Book Notes: Speaking of Murder’
“Speaking of Murder,” by Tace Baker. Barking Rain Press, Vancouver WA, 2012. 178 pages. Paperback. $12.95
Professor Lauren Rousseau doesn’t know when to say no, starting with her decision to indulge in an overnight tryst with her smartest, best-looking student Jamal Carter. Shortly afterward, the linguistics professor discovers Jamal’s dead body on campus. Her feistiness is the driver here and before we’ve finished Chapter One, Rousseau has more than one mystery to mull. And once things get going, they don’t let up.
Rousseau acts first and mulls later. She’s young, single, smart and on the verge of major life decisions she doesn’t really want to make. She likes jogging as a method of de-stressing and problem solving, so Rousseau takes a lot of runs that, in turn, take her down a number of dangerous and circuitous paths.
There’s more than Jamal’s murder to disrupt the routine at Agawam College on Boston’s North Shore. Rousseau’s department chair, Alexa Kensington, has morphed from merely bad tempered to downright threatening and evil. Before he dies, Jamal presents to Rousseau a document that accuses Kensington of child abuse. On top of that, Rousseau’s best friend Elise goes missing and is likely using drugs again. Pascal Martin, a sinister and sadistic man, is clearly a bad guy, but where he fits in amid the drug abuse, murder and child molestation is unclear to Rousseau.
All of these are dire situations, not necessarily related. They consume Rousseau as she struggles to come to a decision about Zac, the man she loves but doesn’t want to settle down with quite yet. Then there’s the scholarly book she’s writing, her teaching and her dog and beloved companion Wulu, who gets dog-napped at the same time her home is invaded and torn apart. Rousseau herself is threatened in varying degrees a number of times.
The local police are investigating the murder but they appear detached. Rousseau does not so much make up her mind to solve the mystery of Jamal’s murder as she happens upon evidence that leads her from one clue to the next. This is a fun read but it does require your attention. There are a lot of suspicious characters, and for good reason. There’s a lot going on in Boston’s North Shore that bears investigation.
Natalia, Rousseau’s sister’s love interest, is the lead detective on the case. It’s an interesting situation, since Rousseau gets in over her head repeatedly. At the same time, she does a service by providing Natalia with valuable clues. Rousseau doesn’t think too deeply about how her disobedience of police warnings will impact her sister’s domestic life just as she doesn’t seem too worried about hopping into the sack with one of her students while seriously involved with Zac. These human failings make the book better than many procedurals and whodunits. There are lots of flawed and vulnerable characters in “Speaking of Murder” and their flaws add to the mystery.
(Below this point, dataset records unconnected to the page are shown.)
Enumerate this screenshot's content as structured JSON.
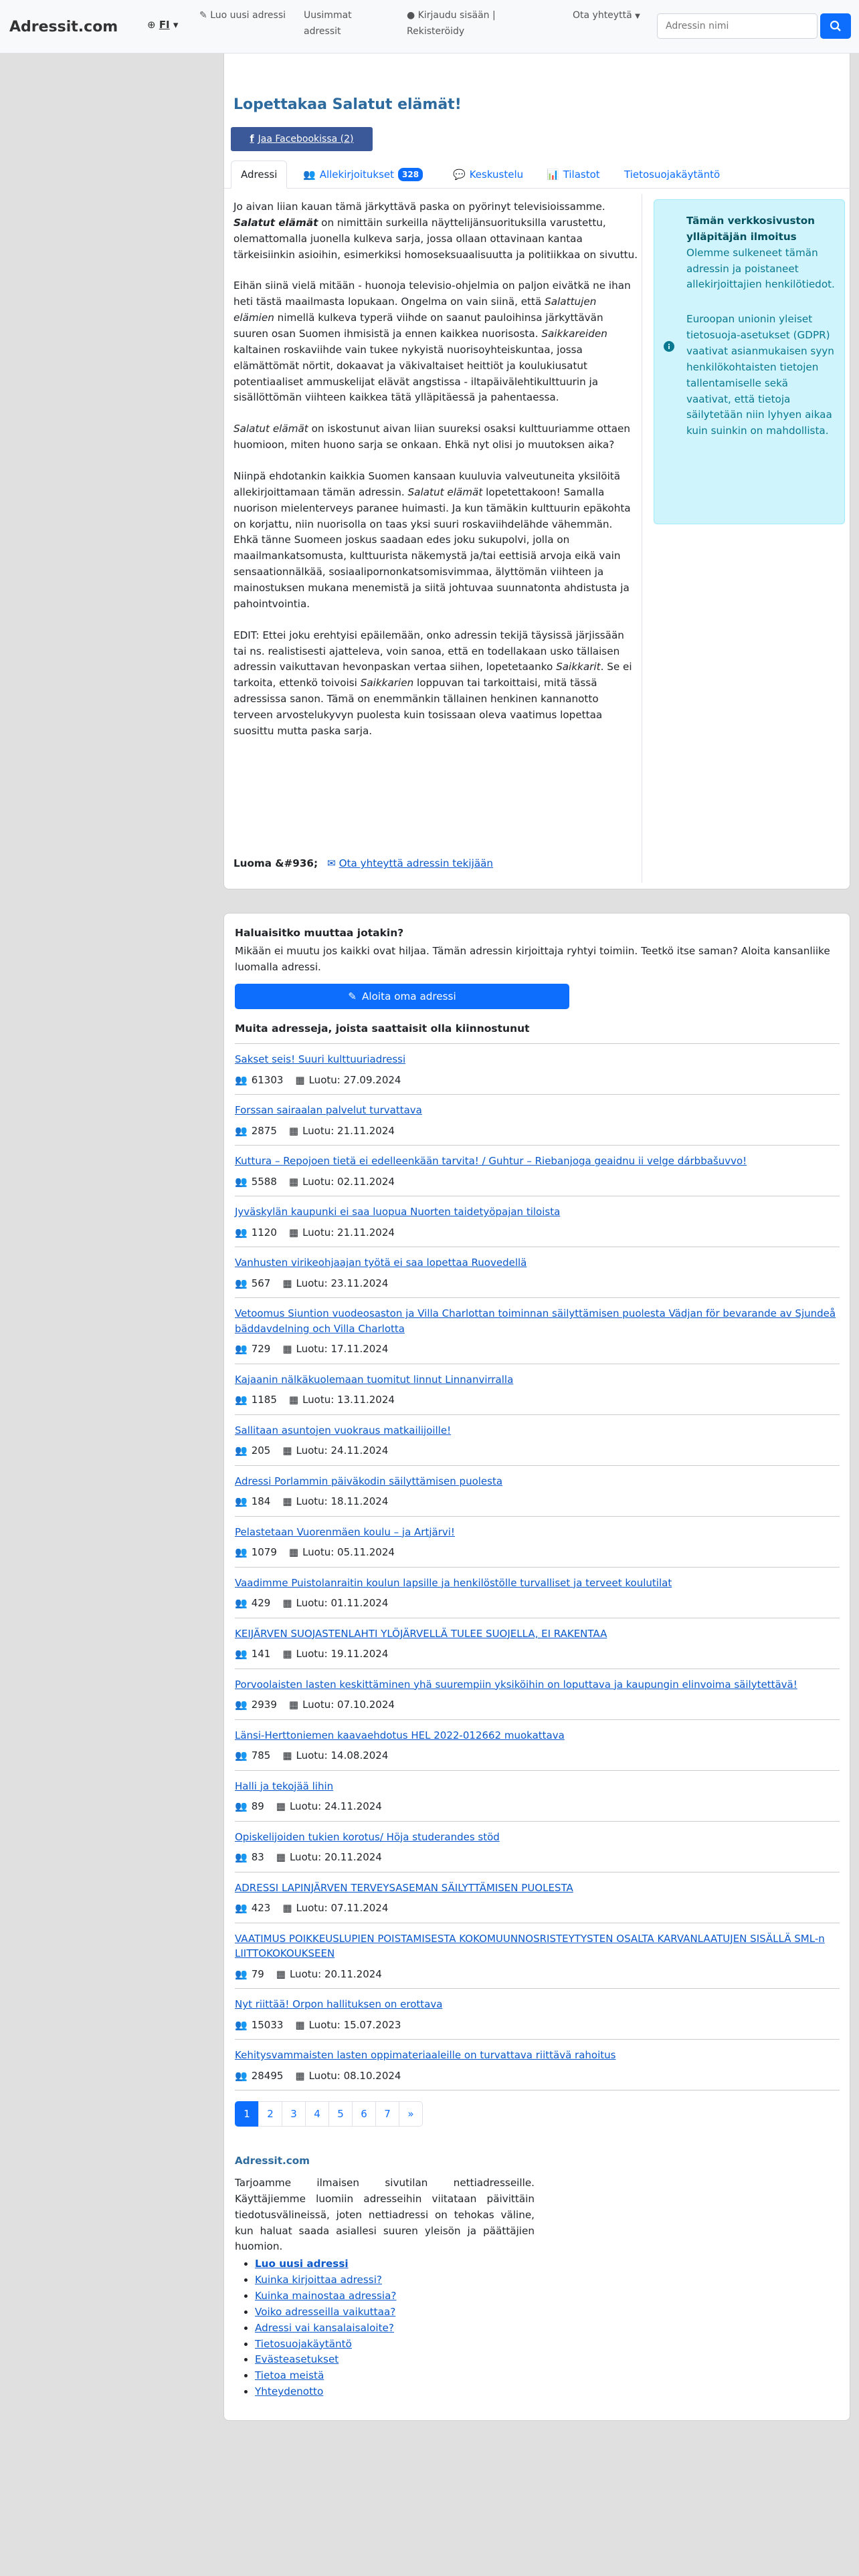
{
  "navbar": {
    "brand": "Adressit.com",
    "lang": "FI",
    "new_address": "Luo uusi adressi",
    "latest": "Uusimmat adressit",
    "login": "Kirjaudu sisään | Rekisteröidy",
    "contact": "Ota yhteyttä",
    "search_placeholder": "Adressin nimi"
  },
  "address": {
    "title": "Lopettakaa Salatut elämät!",
    "share": "Jaa Facebookissa (2)",
    "tabs": {
      "address": "Adressi",
      "signatures": "Allekirjoitukset",
      "signature_count": "328",
      "discussion": "Keskustelu",
      "stats": "Tilastot",
      "privacy": "Tietosuojakäytäntö"
    },
    "p1_a": "Jo aivan liian kauan tämä järkyttävä paska on pyörinyt televisioissamme. ",
    "p1_em": "Salatut elämät",
    "p1_b": " on nimittäin surkeilla näyttelijänsuorituksilla varustettu, olemattomalla juonella kulkeva sarja, jossa ollaan ottavinaan kantaa tärkeisiinkin asioihin, esimerkiksi homoseksuaalisuutta ja politiikkaa on sivuttu.",
    "p2_a": "Eihän siinä vielä mitään - huonoja televisio-ohjelmia on paljon eivätkä ne ihan heti tästä maailmasta lopukaan. Ongelma on vain siinä, että ",
    "p2_em1": "Salattujen elämien",
    "p2_b": " nimellä kulkeva typerä viihde on saanut pauloihinsa järkyttävän suuren osan Suomen ihmisistä ja ennen kaikkea nuorisosta. ",
    "p2_em2": "Saikkareiden",
    "p2_c": " kaltainen roskaviihde vain tukee nykyistä nuorisoyhteiskuntaa, jossa elämättömät nörtit, dokaavat ja väkivaltaiset heittiöt ja koulukiusatut potentiaaliset ammuskelijat elävät angstissa - iltapäivälehtikulttuurin ja sisällöttömän viihteen kaikkea tätä ylläpitäessä ja pahentaessa.",
    "p3_em": "Salatut elämät",
    "p3_b": " on iskostunut aivan liian suureksi osaksi kulttuuriamme ottaen huomioon, miten huono sarja se onkaan. Ehkä nyt olisi jo muutoksen aika?",
    "p4_a": "Niinpä ehdotankin kaikkia Suomen kansaan kuuluvia valveutuneita yksilöitä allekirjoittamaan tämän adressin. ",
    "p4_em": "Salatut elämät",
    "p4_b": " lopetettakoon! Samalla nuorison mielenterveys paranee huimasti. Ja kun tämäkin kulttuurin epäkohta on korjattu, niin nuorisolla on taas yksi suuri roskaviihdelähde vähemmän. Ehkä tänne Suomeen joskus saadaan edes joku sukupolvi, jolla on maailmankatsomusta, kulttuurista näkemystä ja/tai eettisiä arvoja eikä vain sensaationnälkää, sosiaalipornonkatsomisvimmaa, älyttömän viihteen ja mainostuksen mukana menemistä ja siitä johtuvaa suunnatonta ahdistusta ja pahointvointia.",
    "p5_a": "EDIT: Ettei joku erehtyisi epäilemään, onko adressin tekijä täysissä järjissään tai ns. realistisesti ajatteleva, voin sanoa, että en todellakaan usko tällaisen adressin vaikuttavan hevonpaskan vertaa siihen, lopetetaanko ",
    "p5_em1": "Saikkarit",
    "p5_b": ". Se ei tarkoita, ettenkö toivoisi ",
    "p5_em2": "Saikkarien",
    "p5_c": " loppuvan tai tarkoittaisi, mitä tässä adressissa sanon. Tämä on enemmänkin tällainen henkinen kannanotto terveen arvostelukyvyn puolesta kuin tosissaan oleva vaatimus lopettaa suosittu mutta paska sarja.",
    "author_label": "Luoma &#936;",
    "contact_author": "Ota yhteyttä adressin tekijään"
  },
  "notice": {
    "heading": "Tämän verkkosivuston ylläpitäjän ilmoitus",
    "text1": "Olemme sulkeneet tämän adressin ja poistaneet allekirjoittajien henkilötiedot.",
    "text2": "Euroopan unionin yleiset tietosuoja-asetukset (GDPR) vaativat asianmukaisen syyn henkilökohtaisten tietojen tallentamiselle sekä vaativat, että tietoja säilytetään niin lyhyen aikaa kuin suinkin on mahdollista."
  },
  "change": {
    "heading": "Haluaisitko muuttaa jotakin?",
    "text": "Mikään ei muutu jos kaikki ovat hiljaa. Tämän adressin kirjoittaja ryhtyi toimiin. Teetkö itse saman? Aloita kansanliike luomalla adressi.",
    "button": "Aloita oma adressi",
    "list_heading": "Muita adresseja, joista saattaisit olla kiinnostunut"
  },
  "others": [
    {
      "title": "Sakset seis! Suuri kulttuuriadressi",
      "count": "61303",
      "date": "Luotu: 27.09.2024"
    },
    {
      "title": "Forssan sairaalan palvelut turvattava",
      "count": "2875",
      "date": "Luotu: 21.11.2024"
    },
    {
      "title": "Kuttura – Repojoen tietä ei edelleenkään tarvita! / Guhtur – Riebanjoga geaidnu ii velge dárbbašuvvo!",
      "count": "5588",
      "date": "Luotu: 02.11.2024"
    },
    {
      "title": "Jyväskylän kaupunki ei saa luopua Nuorten taidetyöpajan tiloista",
      "count": "1120",
      "date": "Luotu: 21.11.2024"
    },
    {
      "title": "Vanhusten virikeohjaajan työtä ei saa lopettaa Ruovedellä",
      "count": "567",
      "date": "Luotu: 23.11.2024"
    },
    {
      "title": "Vetoomus Siuntion vuodeosaston ja Villa Charlottan toiminnan säilyttämisen puolesta Vädjan för bevarande av Sjundeå bäddavdelning och Villa Charlotta",
      "count": "729",
      "date": "Luotu: 17.11.2024"
    },
    {
      "title": "Kajaanin nälkäkuolemaan tuomitut linnut Linnanvirralla",
      "count": "1185",
      "date": "Luotu: 13.11.2024"
    },
    {
      "title": "Sallitaan asuntojen vuokraus matkailijoille!",
      "count": "205",
      "date": "Luotu: 24.11.2024"
    },
    {
      "title": "Adressi Porlammin päiväkodin säilyttämisen puolesta",
      "count": "184",
      "date": "Luotu: 18.11.2024"
    },
    {
      "title": "Pelastetaan Vuorenmäen koulu – ja Artjärvi!",
      "count": "1079",
      "date": "Luotu: 05.11.2024"
    },
    {
      "title": "Vaadimme Puistolanraitin koulun lapsille ja henkilöstölle turvalliset ja terveet koulutilat",
      "count": "429",
      "date": "Luotu: 01.11.2024"
    },
    {
      "title": "KEIJÄRVEN SUOJASTENLAHTI YLÖJÄRVELLÄ TULEE SUOJELLA, EI RAKENTAA",
      "count": "141",
      "date": "Luotu: 19.11.2024"
    },
    {
      "title": "Porvoolaisten lasten keskittäminen yhä suurempiin yksiköihin on loputtava ja kaupungin elinvoima säilytettävä!",
      "count": "2939",
      "date": "Luotu: 07.10.2024"
    },
    {
      "title": "Länsi-Herttoniemen kaavaehdotus HEL 2022-012662 muokattava",
      "count": "785",
      "date": "Luotu: 14.08.2024"
    },
    {
      "title": "Halli ja tekojää lihin",
      "count": "89",
      "date": "Luotu: 24.11.2024"
    },
    {
      "title": "Opiskelijoiden tukien korotus/ Höja studerandes stöd",
      "count": "83",
      "date": "Luotu: 20.11.2024"
    },
    {
      "title": "ADRESSI LAPINJÄRVEN TERVEYSASEMAN SÄILYTTÄMISEN PUOLESTA",
      "count": "423",
      "date": "Luotu: 07.11.2024"
    },
    {
      "title": "VAATIMUS POIKKEUSLUPIEN POISTAMISESTA KOKOMUUNNOSRISTEYTYSTEN OSALTA KARVANLAATUJEN SISÄLLÄ SML-n LIITTOKOKOUKSEEN",
      "count": "79",
      "date": "Luotu: 20.11.2024"
    },
    {
      "title": "Nyt riittää! Orpon hallituksen on erottava",
      "count": "15033",
      "date": "Luotu: 15.07.2023"
    },
    {
      "title": "Kehitysvammaisten lasten oppimateriaaleille on turvattava riittävä rahoitus",
      "count": "28495",
      "date": "Luotu: 08.10.2024"
    }
  ],
  "pagination": [
    "1",
    "2",
    "3",
    "4",
    "5",
    "6",
    "7",
    "»"
  ],
  "footer": {
    "title": "Adressit.com",
    "text": "Tarjoamme ilmaisen sivutilan nettiadresseille. Käyttäjiemme luomiin adresseihin viitataan päivittäin tiedotusvälineissä, joten nettiadressi on tehokas väline, kun haluat saada asiallesi suuren yleisön ja päättäjien huomion.",
    "links": [
      "Luo uusi adressi",
      "Kuinka kirjoittaa adressi?",
      "Kuinka mainostaa adressia?",
      "Voiko adresseilla vaikuttaa?",
      "Adressi vai kansalaisaloite?",
      "Tietosuojakäytäntö",
      "Evästeasetukset",
      "Tietoa meistä",
      "Yhteydenotto"
    ]
  },
  "colors": {
    "primary": "#0d6efd",
    "facebook": "#3b5998",
    "notice_bg": "#cff4fc",
    "title": "#2d6a9e"
  },
  "icons": [
    "edit-icon",
    "user-icon",
    "search-icon",
    "facebook-icon",
    "users-icon",
    "comments-icon",
    "chart-icon",
    "info-icon",
    "envelope-icon",
    "calendar-icon"
  ]
}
Also fun are all the good meals Jackie serves to Rousseau and Natalia, beginning with a yummy Easter feast. You don’t want to be hungry while reading “Speaking of Murder.”
Rae Padilla Francoeur’s memoir, “Free Fall: A Late-in-Life Love Affair,” is available online or in bookstores. Write her at firstname.lastname@example.org. Or read her blog at http://www.freefallrae.blogspot.com/ or follow her @RaeAF.